Rather than being an attractional church, the goal of the emerging church is to be Incarnational. “The incarnational church seeks to infiltrate society to represent Christ to the World” A long chapter toward the end is about what they call “the genius of APEPT“. This is the five-fold ministry or functions of disciples: Apostle, Prophet, Evangelist, Pastor, and Teacher. The newer expressions of church are giving a more rounded recognition within the leadership of all these roles, not just favoritism to the Pastor/Teacher C.E.O. style of things from the past.

I have read many books in this genre and this one is is quite unique and stands out amongst the rest in many ways.

N.T. Wright reflects on Rob Bell and Hell

NTWright_feature

Here is a recent interview of N.T. Wright about his thoughts on “Hell” and Rob Bell’s new book, “Love Wins“.

If you prefer viewing theology over reading theology or vice versa, you have the choice below. In this interview Tom Wright gives and interesting outsiders observation of “American” theology.

If you have read “Love Wins“, do you agree with Wright that it is a good thing to stir things up as Rob Bell has done so with his book? What do you think? Has Bell succeeded in getting you to re-evaluate and and thereby adjust/refine your view of “Hell” and eschatology in general? Even if you went away from Bell’s book not agreeing with a lot of his arguments, did the book act as a catalyst for your own re-evaluation of “heaven” and “hell”?

The Video

Wright on Hell & Bell from The Work Of The People on Vimeo.

The Interview

My usual counter question is: “Why are Americans so fixated on hell?” Far more Americans ask me about hell than ever happens in my own country. And I really want to know, why is it that the most prosperous affluent nation on earth is really determined to be sure that they know precisely who is going to be frying in hell and what the temperature will be and so on. There’s something quite disturbing about that, especially when your nation and mine has done quite a lot in the last decade or two to drop bombs on people elsewhere and to make a lot of other people’s lives hell. So, I think there are some quite serious issues about why people want to ask that question.
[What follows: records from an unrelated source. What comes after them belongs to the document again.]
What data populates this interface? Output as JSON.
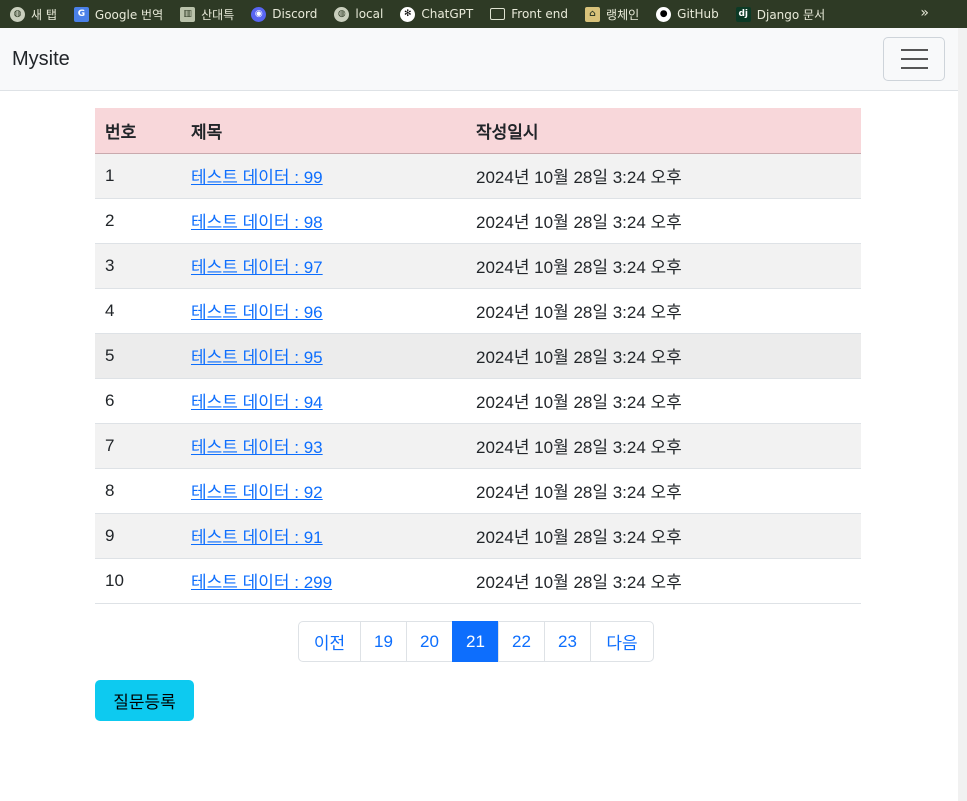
{
  "bookmarks": [
    {
      "label": "새 탭",
      "icon": "globe-icon"
    },
    {
      "label": "Google 번역",
      "icon": "google-translate-icon"
    },
    {
      "label": "산대특",
      "icon": "sheet-icon"
    },
    {
      "label": "Discord",
      "icon": "discord-icon"
    },
    {
      "label": "local",
      "icon": "globe-icon"
    },
    {
      "label": "ChatGPT",
      "icon": "chatgpt-icon"
    },
    {
      "label": "Front end",
      "icon": "folder-icon"
    },
    {
      "label": "랭체인",
      "icon": "house-icon"
    },
    {
      "label": "GitHub",
      "icon": "github-icon"
    },
    {
      "label": "Django 문서",
      "icon": "django-icon"
    }
  ],
  "bookmarks_more": "»",
  "navbar": {
    "brand": "Mysite"
  },
  "table": {
    "headers": [
      "번호",
      "제목",
      "작성일시"
    ],
    "rows": [
      {
        "num": "1",
        "title": "테스트 데이터 : 99",
        "date": "2024년 10월 28일 3:24 오후"
      },
      {
        "num": "2",
        "title": "테스트 데이터 : 98",
        "date": "2024년 10월 28일 3:24 오후"
      },
      {
        "num": "3",
        "title": "테스트 데이터 : 97",
        "date": "2024년 10월 28일 3:24 오후"
      },
      {
        "num": "4",
        "title": "테스트 데이터 : 96",
        "date": "2024년 10월 28일 3:24 오후"
      },
      {
        "num": "5",
        "title": "테스트 데이터 : 95",
        "date": "2024년 10월 28일 3:24 오후"
      },
      {
        "num": "6",
        "title": "테스트 데이터 : 94",
        "date": "2024년 10월 28일 3:24 오후"
      },
      {
        "num": "7",
        "title": "테스트 데이터 : 93",
        "date": "2024년 10월 28일 3:24 오후"
      },
      {
        "num": "8",
        "title": "테스트 데이터 : 92",
        "date": "2024년 10월 28일 3:24 오후"
      },
      {
        "num": "9",
        "title": "테스트 데이터 : 91",
        "date": "2024년 10월 28일 3:24 오후"
      },
      {
        "num": "10",
        "title": "테스트 데이터 : 299",
        "date": "2024년 10월 28일 3:24 오후"
      }
    ]
  },
  "pagination": {
    "prev": "이전",
    "pages": [
      "19",
      "20",
      "21",
      "22",
      "23"
    ],
    "active": "21",
    "next": "다음"
  },
  "ask_button": "질문등록",
  "colors": {
    "header_bg": "#f8d7da",
    "link": "#0d6efd",
    "active_page": "#0d6efd",
    "ask_button": "#0dcaf0"
  }
}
Having said that, I am not a universalist. I’ve never been universalist. Someone quoted a theologian saying, “I’m not a universalist, but maybe God is.” That’s kind of a neat way of saying, “OK, there’s stuff in Scripture which is a little puzzling about this, and we can’t be absolutely sure all down the line.” But it seems to me that the New Testament is very clear that there are people who do reject God and reject what would have been His best will for them, and God honors that decision. How that works and how you then deal with the questions which result I have written about at some length.


I don’t think myself that Rob Bell has quite taken the same line that I did in Surprised by Hope
. I haven’t actually had the conversation with Rob since his book was published. So, one of these days, we will and we’ll have that one out. I do think it’s good to stir things up because so many people, as I say, particularly in American culture, really want to know the last fine-tuned details of hell. And it seems to be part of their faith, often a central part of their faith that a certain number of people are simply going to go to hell and we know who these people are. I think Rob is saying, “Hey wait a minute! Start reading the Bible differently. God is not a horrible ogre who is just determined to fry as many people as He can forever. God is actually incredibly generous and gracious and wonderful and loving and caring. And if you paint a picture of God which is other than that, then you’re producing a monster and that has long-lasting effects in Christian lives and in the church.”


Rob Bell Love Wins